When a line in the entries contains the word "value", copy that line in full.

***

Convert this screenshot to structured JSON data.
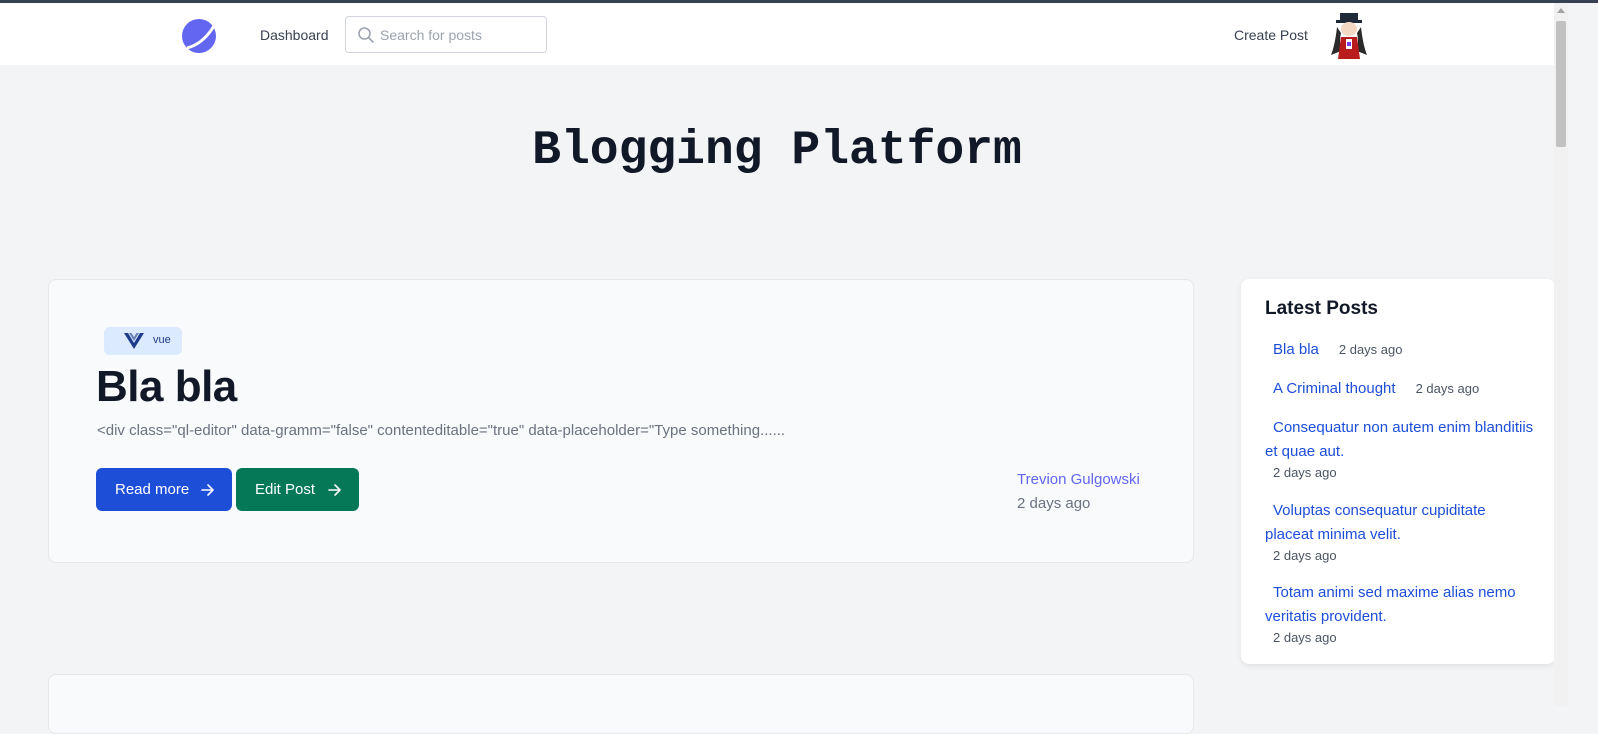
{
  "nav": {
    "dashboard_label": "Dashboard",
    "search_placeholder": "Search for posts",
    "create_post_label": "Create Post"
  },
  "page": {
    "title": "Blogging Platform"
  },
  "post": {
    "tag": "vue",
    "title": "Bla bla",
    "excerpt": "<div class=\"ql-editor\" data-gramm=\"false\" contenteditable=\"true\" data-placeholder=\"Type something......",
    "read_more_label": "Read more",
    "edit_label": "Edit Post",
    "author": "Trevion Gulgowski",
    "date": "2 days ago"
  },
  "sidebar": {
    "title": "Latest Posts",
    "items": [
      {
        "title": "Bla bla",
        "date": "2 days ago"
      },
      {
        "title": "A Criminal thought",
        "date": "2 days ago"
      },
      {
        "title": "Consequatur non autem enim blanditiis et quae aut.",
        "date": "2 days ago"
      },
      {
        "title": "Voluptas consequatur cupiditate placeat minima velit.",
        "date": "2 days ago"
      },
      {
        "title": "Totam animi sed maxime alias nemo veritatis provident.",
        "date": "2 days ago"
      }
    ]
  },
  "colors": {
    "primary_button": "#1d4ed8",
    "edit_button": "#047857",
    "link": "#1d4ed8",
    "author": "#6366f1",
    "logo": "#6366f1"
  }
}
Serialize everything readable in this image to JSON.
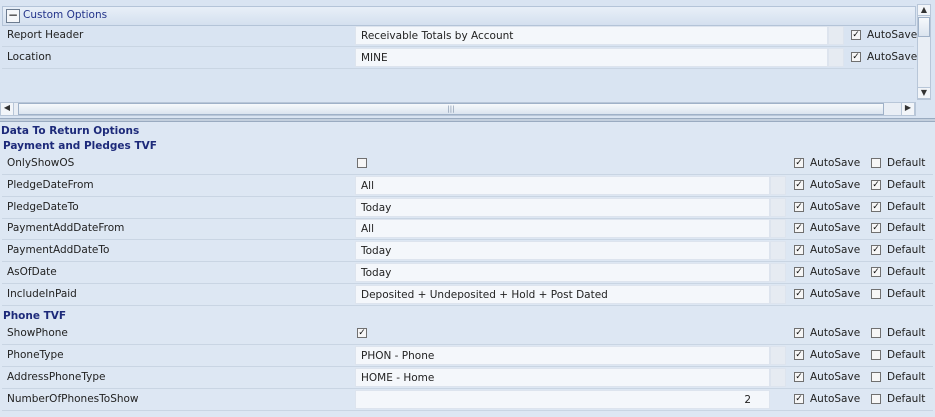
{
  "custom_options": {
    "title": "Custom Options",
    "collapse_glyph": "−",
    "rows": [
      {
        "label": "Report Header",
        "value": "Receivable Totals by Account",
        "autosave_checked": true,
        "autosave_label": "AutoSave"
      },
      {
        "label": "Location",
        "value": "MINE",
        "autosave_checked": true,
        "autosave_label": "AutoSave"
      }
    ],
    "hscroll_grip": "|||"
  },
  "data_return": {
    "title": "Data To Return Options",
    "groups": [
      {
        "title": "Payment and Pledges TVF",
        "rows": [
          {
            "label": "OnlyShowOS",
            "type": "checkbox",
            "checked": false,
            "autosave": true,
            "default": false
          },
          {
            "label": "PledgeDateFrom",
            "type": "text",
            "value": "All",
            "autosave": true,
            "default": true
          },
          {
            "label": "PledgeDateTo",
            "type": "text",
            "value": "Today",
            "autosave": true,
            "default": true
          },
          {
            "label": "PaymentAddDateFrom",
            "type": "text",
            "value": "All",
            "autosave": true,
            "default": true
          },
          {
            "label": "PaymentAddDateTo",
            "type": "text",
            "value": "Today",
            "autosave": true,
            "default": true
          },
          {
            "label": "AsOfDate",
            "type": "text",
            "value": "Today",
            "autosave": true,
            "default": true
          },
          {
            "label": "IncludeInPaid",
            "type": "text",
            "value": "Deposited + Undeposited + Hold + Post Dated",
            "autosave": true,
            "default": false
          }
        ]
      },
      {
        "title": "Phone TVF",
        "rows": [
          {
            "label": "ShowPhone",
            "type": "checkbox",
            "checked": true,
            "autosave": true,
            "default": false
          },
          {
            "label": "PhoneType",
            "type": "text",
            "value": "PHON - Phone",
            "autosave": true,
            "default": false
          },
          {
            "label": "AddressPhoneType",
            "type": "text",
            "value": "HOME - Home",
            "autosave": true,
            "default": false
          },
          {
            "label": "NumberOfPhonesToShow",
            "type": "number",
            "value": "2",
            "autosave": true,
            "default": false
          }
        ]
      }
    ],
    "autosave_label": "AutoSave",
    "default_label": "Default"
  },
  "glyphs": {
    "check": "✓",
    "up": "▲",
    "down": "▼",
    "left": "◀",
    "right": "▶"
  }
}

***

■ **Task solution**:
        "value": "Receivable Totals by Account",
        "value": "MINE",
            "value": "All",
            "value": "Today",
            "value": "All",
            "value": "Today",
            "value": "Today",
            "value": "Deposited + Undeposited + Hold + Post Dated",
            "value": "PHON - Phone",
            "value": "HOME - Home",
            "value": "2",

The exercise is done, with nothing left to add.